**TASK DETAILS:** Each line below that contains "icon" should be counted; give the total alone.

[Dataset entries]
****

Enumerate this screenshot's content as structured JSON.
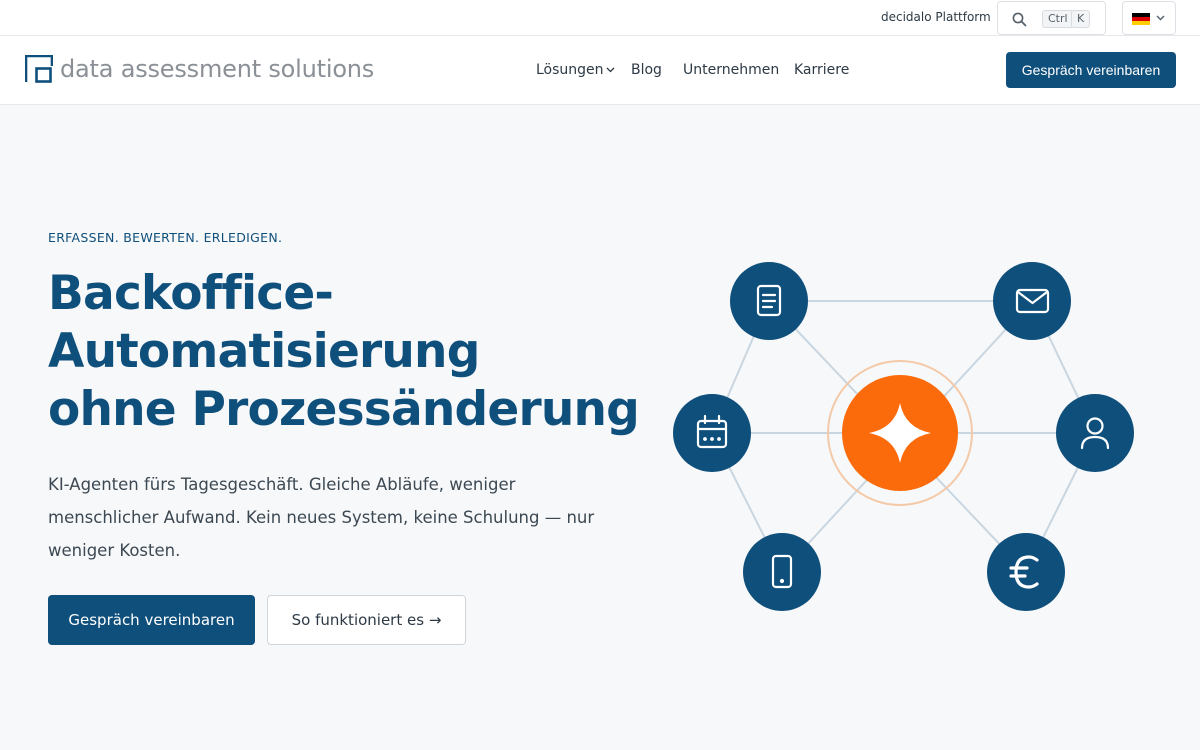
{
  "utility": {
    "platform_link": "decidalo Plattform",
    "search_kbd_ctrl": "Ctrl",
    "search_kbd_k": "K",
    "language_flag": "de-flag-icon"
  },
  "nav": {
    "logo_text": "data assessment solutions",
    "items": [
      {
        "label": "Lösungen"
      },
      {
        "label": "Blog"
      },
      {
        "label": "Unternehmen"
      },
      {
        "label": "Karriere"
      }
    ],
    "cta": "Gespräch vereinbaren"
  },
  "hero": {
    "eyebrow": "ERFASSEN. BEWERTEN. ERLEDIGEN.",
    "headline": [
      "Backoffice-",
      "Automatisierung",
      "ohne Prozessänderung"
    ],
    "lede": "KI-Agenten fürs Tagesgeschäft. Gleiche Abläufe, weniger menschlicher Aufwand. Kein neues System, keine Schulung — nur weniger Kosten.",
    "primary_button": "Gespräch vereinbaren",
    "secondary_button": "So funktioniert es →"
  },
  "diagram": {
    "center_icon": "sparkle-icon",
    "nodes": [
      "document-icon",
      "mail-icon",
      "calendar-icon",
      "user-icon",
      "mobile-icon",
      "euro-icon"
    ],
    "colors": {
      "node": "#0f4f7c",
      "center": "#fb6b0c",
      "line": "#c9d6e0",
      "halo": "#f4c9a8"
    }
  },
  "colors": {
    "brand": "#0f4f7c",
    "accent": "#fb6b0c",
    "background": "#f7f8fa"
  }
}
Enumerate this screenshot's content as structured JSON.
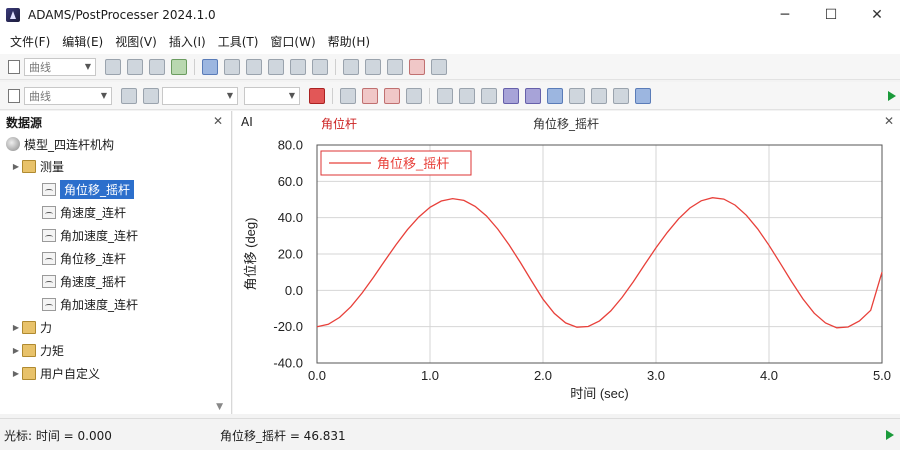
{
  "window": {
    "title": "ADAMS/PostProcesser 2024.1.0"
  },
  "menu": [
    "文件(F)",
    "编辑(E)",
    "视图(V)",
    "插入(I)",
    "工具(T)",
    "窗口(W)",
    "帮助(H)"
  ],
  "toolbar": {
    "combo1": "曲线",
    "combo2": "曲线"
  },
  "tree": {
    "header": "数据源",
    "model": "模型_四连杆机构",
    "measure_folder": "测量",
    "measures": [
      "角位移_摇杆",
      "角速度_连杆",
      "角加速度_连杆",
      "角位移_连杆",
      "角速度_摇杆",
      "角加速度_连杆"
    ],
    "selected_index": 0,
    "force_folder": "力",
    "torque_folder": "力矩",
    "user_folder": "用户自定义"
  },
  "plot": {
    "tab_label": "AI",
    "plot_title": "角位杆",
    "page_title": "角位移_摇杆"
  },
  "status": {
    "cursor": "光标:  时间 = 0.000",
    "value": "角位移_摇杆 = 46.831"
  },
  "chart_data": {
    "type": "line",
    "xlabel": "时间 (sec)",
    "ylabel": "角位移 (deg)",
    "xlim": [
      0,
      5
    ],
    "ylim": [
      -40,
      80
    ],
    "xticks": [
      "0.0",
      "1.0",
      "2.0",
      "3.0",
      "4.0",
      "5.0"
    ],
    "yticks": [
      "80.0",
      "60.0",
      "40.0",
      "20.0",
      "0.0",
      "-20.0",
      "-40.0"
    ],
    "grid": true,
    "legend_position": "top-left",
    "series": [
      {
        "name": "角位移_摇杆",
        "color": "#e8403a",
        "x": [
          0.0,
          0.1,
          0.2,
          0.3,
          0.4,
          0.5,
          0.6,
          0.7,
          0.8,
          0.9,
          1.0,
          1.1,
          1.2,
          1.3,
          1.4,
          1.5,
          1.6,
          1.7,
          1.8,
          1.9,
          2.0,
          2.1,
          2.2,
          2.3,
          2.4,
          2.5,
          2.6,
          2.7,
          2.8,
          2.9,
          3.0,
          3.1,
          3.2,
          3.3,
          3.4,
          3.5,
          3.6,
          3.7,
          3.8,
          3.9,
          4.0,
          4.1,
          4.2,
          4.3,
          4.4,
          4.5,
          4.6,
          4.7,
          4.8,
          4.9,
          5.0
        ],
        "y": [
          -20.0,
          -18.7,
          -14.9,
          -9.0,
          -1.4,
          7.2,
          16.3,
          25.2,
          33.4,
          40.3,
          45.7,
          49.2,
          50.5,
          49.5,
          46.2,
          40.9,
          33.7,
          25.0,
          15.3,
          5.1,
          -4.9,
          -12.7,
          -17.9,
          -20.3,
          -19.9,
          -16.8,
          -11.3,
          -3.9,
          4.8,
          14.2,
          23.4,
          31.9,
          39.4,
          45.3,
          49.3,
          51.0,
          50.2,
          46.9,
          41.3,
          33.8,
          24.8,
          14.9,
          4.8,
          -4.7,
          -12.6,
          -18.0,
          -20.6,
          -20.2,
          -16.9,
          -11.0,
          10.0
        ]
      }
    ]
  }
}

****

**EXERCISE RESPONSE:** 8